September 18 2014 Latest news:
Ben Woods, Business writer
Wednesday, March 19, 2014
The chancellor needs to introduce tax sweeteners to stimulate investment and exports from companies across the east, business leaders have said.
In a budget wish list to George Osborne, business advisors Grant Thornton called for an export tax credit to encourage companies to target fast-growth international markets outside of the European Union.
But extra incentives are also needed to spark investment into plant and machinery to keep the economic recovery on track, according to professional services firm KPMG, which surveyed 161 medium-sized businesses ahead of the budget.
Richard Proctor, tax partner at Grant Thornton, Norwich, said: “If UK businesses are going to become less reliant on the EU as an export market and capitalise on the emerging BRIC and MINT economies, legislation and regulation need to be addressed. We’d like to see an export tax credit introduced together with the mentoring of businesses looking to export into new markets.”
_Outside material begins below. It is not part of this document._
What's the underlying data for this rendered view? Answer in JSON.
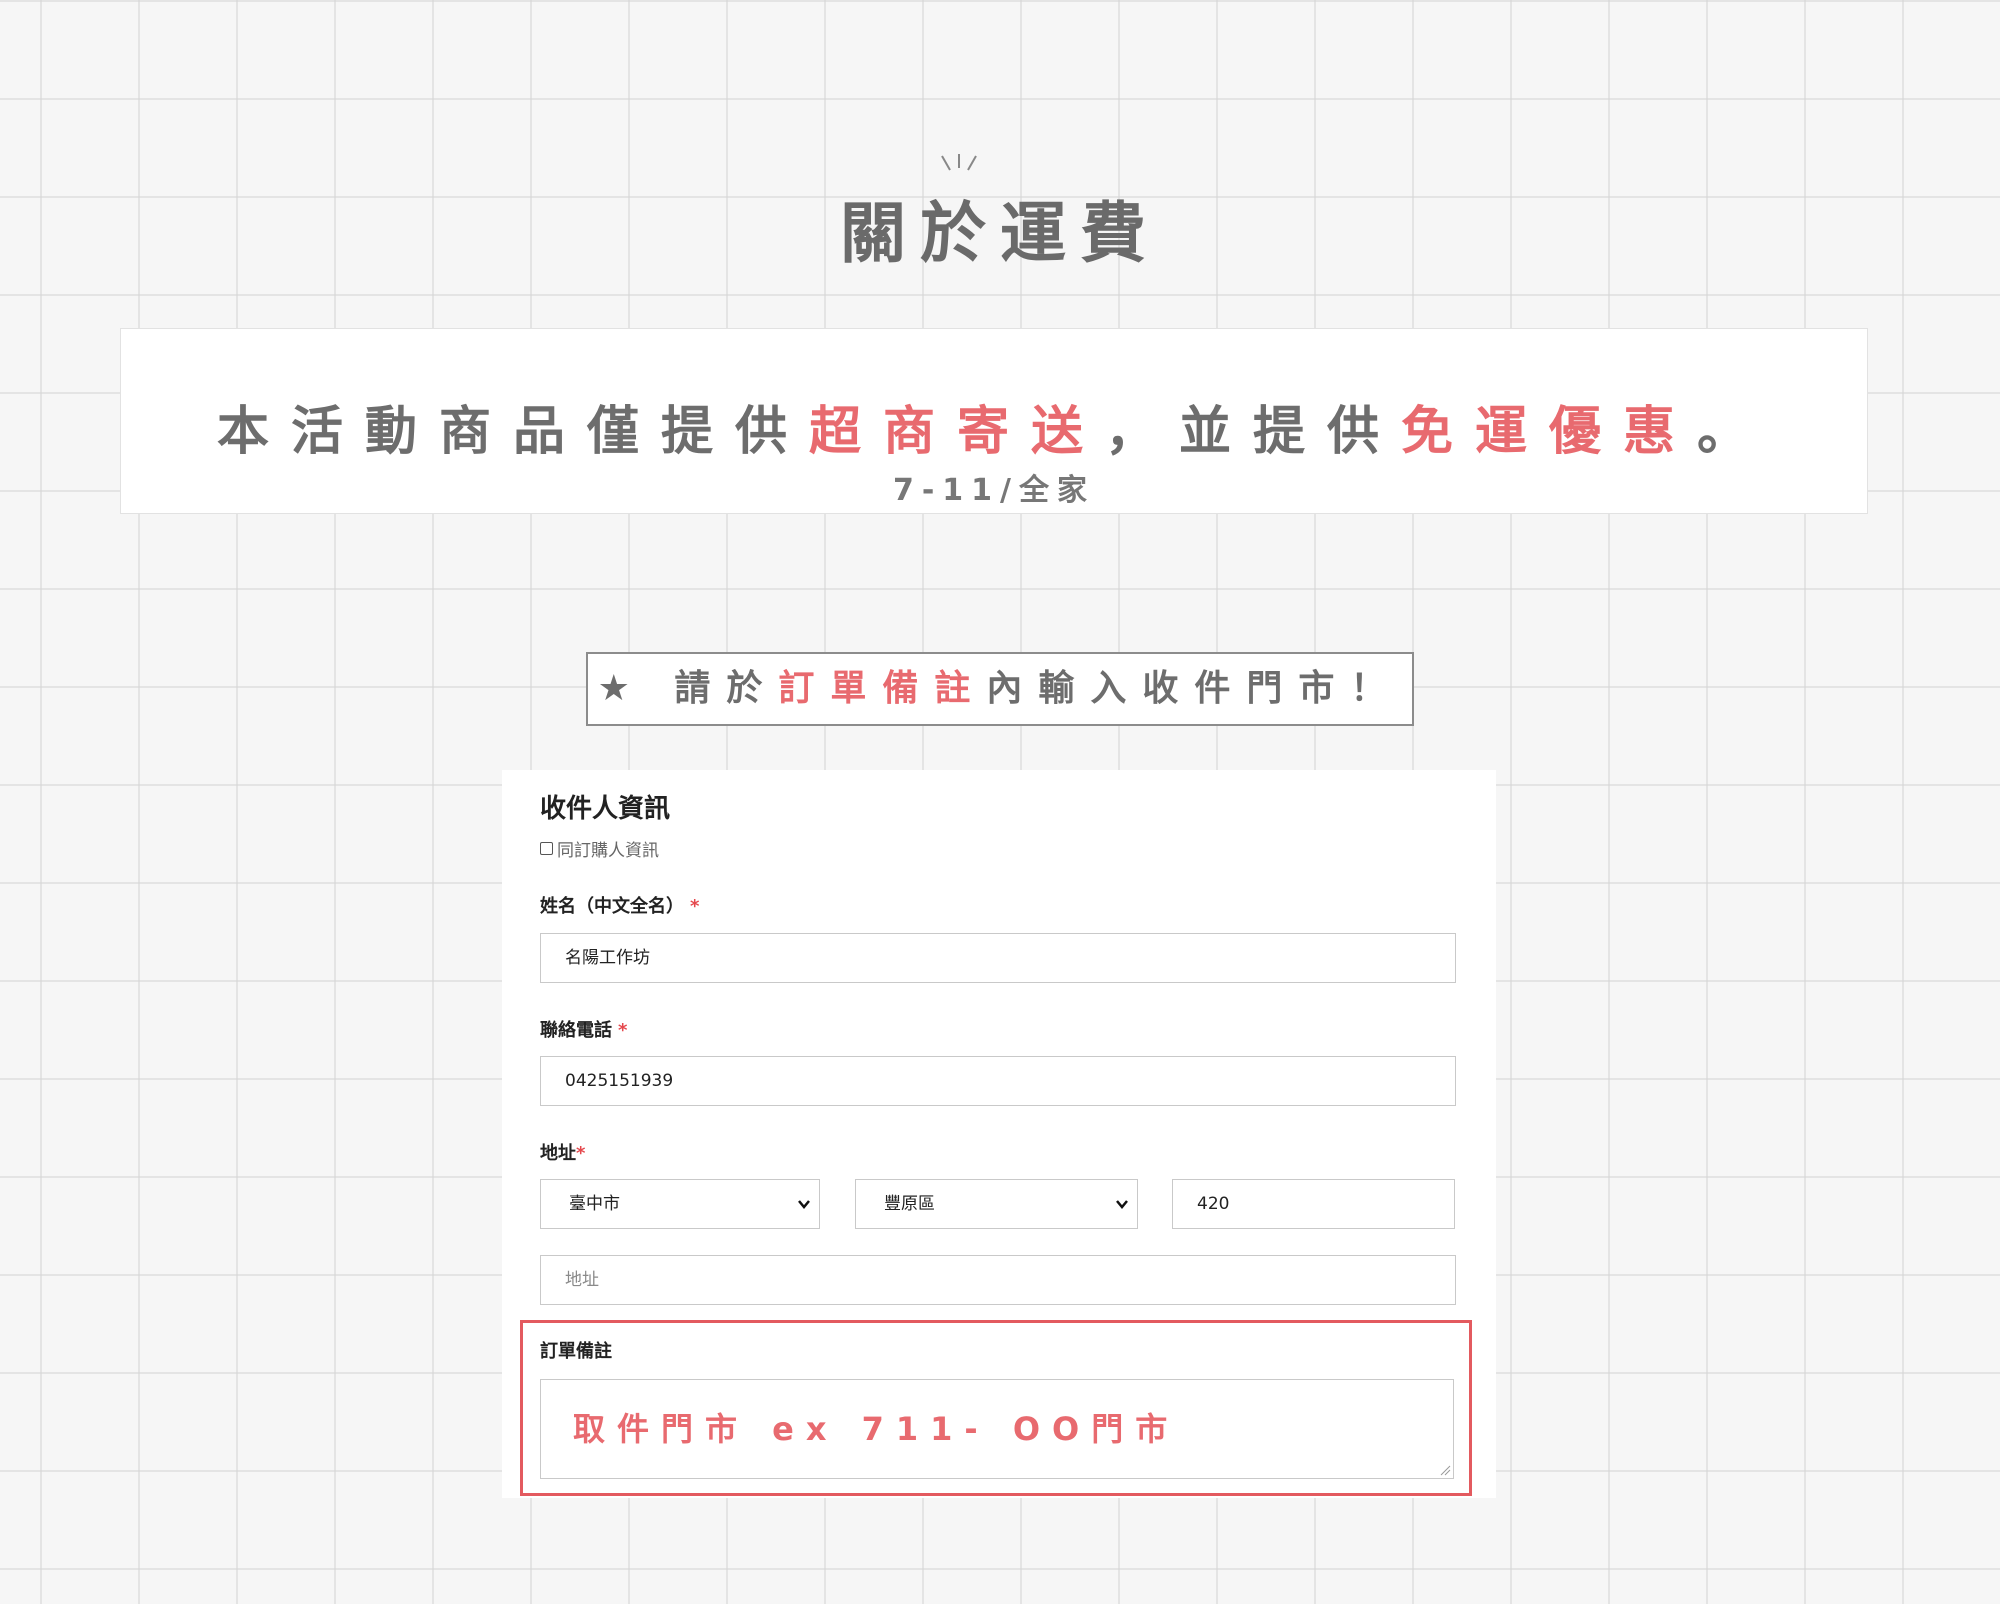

He added: “As the economy starts to motor and the labour market becomes more competitive, finding, retaining and growing talent becomes increasingly important. To help businesses with this challenge we recommend the Chancellor provides an NIC exemption for employers and employees for the duration of an apprenticeship to further encourage businesses to invest in equipping people with the right skills for today’s market.”
Stuart Wilkinson, head of tax for KPMG, East Anglia, said: “Although businesses are regaining their confidence as the economy grows, our research shows that they would like further encouragement to invest in plant and machinery to support future growth. Business is also acutely aware that if people feel that they have more money in their pockets, this will help to keep economic growth on track
”For many businesses outside London, there is also a need for an increase in investment of the physical infrastructure which allows the UK’s middle market to get on and do business. Long-term under investment of public and private money in hard infrastructure, such as roads and railways, is now proving to be a barrier to growth that needs to be addressed if our regional business communities are to fully play their part in economic growth.”
Elsewhere, Matthew Peek, corporate director of Barclays Corporate Banking East Anglia, said over two-fifths (43%) of businesses feel positive about the economy, which is 20 per cent higher than the same point last year.
“I believe that this budget is an opportunity to think positively about how to create the right conditions for long term, sustainable success for the UK focusing on key areas as detailed below,” he said.
“The government should consider ways of creating a world class ecosystem for entrepreneurialism. Fundamentally, we believe that high growth potential start-ups require significantly enhanced access to non-bank risk finance. The UK business finance market relies on 80 per cent of its finance via traditional lending, while in the US, this stands at only 20 per cent with 80 per cent derived from non-bank sources.”